## EXERCISE DESCRIPTION
Which lines below hold the word "prefix"? Copy all of them.

[DATA Boundary: Start]

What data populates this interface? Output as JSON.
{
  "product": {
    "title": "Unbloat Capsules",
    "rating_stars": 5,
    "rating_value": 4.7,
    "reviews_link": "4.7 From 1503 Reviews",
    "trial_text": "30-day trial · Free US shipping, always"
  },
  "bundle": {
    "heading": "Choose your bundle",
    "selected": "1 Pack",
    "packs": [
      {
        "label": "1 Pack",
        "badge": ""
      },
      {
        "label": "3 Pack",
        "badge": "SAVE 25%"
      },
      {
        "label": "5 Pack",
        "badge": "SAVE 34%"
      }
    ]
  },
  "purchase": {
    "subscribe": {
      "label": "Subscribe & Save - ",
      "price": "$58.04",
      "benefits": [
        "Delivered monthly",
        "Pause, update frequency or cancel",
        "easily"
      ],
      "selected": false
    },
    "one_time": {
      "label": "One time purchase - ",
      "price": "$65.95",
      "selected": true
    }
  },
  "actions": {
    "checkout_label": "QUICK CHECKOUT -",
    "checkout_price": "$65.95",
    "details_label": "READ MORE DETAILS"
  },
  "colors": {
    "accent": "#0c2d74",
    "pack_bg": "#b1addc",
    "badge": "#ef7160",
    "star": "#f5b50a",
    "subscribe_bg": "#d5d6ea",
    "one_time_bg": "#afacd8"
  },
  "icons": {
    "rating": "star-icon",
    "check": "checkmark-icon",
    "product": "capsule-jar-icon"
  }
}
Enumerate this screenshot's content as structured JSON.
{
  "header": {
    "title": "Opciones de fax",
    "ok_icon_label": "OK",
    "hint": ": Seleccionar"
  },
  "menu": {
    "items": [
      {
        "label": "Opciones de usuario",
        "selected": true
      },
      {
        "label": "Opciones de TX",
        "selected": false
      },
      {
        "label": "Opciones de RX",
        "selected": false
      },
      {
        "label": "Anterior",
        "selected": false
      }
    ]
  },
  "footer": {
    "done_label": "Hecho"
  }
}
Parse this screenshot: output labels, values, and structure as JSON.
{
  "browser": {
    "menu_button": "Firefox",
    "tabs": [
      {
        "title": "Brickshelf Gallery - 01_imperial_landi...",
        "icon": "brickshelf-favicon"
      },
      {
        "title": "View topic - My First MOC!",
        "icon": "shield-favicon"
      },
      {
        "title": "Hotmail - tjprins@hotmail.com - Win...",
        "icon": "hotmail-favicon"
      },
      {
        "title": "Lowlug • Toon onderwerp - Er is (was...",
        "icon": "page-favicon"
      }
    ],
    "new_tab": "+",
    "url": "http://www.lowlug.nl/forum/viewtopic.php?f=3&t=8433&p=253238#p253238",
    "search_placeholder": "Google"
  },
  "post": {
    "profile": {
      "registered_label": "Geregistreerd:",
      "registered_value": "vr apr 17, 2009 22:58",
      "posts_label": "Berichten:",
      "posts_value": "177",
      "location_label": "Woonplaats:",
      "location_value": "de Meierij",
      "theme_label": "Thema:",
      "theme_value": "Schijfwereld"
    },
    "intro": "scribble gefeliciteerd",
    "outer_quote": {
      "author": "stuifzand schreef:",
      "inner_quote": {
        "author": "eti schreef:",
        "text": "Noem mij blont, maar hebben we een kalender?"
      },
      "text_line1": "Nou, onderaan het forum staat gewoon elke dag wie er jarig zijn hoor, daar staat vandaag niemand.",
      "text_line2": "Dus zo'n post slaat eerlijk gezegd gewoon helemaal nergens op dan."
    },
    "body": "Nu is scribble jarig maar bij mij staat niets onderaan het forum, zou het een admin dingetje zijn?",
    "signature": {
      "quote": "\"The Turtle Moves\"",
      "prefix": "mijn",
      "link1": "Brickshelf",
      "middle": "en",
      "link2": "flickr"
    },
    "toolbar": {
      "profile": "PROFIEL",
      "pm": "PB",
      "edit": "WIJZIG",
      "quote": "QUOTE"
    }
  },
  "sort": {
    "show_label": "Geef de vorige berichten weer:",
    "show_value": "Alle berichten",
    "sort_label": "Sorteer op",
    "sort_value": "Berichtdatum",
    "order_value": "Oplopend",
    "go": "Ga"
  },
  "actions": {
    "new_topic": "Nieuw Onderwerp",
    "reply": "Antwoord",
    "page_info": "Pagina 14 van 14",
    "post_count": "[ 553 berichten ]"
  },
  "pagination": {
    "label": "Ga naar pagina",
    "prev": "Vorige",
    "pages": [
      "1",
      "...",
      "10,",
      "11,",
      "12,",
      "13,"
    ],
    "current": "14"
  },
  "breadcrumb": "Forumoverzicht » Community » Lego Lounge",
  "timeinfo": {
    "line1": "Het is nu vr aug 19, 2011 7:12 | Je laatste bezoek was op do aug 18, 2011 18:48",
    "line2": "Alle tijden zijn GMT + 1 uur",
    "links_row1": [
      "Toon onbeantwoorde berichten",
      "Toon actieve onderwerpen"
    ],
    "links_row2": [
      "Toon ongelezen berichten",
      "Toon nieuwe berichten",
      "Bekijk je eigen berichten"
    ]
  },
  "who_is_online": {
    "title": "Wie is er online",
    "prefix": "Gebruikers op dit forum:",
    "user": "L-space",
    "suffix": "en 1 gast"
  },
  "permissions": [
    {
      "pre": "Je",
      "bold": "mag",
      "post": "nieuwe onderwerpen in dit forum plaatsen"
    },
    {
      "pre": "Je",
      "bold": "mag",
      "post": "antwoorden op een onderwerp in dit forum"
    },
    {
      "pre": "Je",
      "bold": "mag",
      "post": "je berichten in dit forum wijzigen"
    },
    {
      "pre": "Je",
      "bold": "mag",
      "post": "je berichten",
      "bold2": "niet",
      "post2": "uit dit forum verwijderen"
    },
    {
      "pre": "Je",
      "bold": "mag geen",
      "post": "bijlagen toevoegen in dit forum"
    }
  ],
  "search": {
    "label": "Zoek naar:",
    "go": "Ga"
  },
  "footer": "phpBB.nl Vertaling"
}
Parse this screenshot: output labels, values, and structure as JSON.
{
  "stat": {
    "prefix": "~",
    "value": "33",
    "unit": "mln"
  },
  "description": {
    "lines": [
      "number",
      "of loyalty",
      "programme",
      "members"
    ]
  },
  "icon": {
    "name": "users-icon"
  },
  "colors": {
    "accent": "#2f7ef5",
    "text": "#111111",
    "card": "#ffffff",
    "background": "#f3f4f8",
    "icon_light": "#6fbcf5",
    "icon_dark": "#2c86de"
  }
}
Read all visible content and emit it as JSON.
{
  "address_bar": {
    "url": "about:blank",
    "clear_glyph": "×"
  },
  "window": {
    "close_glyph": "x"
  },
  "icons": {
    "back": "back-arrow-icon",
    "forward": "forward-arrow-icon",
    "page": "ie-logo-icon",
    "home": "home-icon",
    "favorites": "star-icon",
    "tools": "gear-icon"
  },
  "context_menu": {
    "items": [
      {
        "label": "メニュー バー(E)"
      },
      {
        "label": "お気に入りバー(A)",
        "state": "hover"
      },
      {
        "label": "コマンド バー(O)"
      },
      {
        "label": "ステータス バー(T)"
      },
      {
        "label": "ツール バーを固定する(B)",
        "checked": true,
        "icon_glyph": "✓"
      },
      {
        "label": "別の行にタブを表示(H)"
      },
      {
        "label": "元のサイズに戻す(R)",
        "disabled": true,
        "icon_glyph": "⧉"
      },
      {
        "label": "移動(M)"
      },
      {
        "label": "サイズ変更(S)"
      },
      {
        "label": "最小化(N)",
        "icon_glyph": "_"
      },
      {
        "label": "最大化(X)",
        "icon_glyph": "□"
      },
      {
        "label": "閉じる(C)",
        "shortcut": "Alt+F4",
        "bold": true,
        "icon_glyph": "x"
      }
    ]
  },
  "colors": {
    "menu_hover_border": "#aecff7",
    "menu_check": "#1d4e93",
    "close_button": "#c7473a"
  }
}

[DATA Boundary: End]

## TASK RESULT
      "prefix": "mijn",
    "prefix": "Gebruikers op dit forum:",
    "prefix": "~",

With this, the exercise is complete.